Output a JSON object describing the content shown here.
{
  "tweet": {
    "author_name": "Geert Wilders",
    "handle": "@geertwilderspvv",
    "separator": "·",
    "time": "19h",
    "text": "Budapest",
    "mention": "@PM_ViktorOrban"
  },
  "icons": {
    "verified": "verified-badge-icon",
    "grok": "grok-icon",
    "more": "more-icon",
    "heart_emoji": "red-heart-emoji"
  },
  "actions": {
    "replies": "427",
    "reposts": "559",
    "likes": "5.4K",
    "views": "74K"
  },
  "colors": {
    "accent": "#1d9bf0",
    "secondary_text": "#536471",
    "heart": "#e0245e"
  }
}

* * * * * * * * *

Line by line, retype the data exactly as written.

• **Problem solution**
Output a JSON object describing the content shown here.
{
  "tweet": {
    "author_name": "Geert Wilders",
    "handle": "@geertwilderspvv",
    "separator": "·",
    "time": "19h",
    "text": "Budapest",
    "mention": "@PM_ViktorOrban"
  },
  "icons": {
    "verified": "verified-badge-icon",
    "grok": "grok-icon",
    "more": "more-icon",
    "heart_emoji": "red-heart-emoji"
  },
  "actions": {
    "replies": "427",
    "reposts": "559",
    "likes": "5.4K",
    "views": "74K"
  },
  "colors": {
    "accent": "#1d9bf0",
    "secondary_text": "#536471",
    "heart": "#e0245e"
  }
}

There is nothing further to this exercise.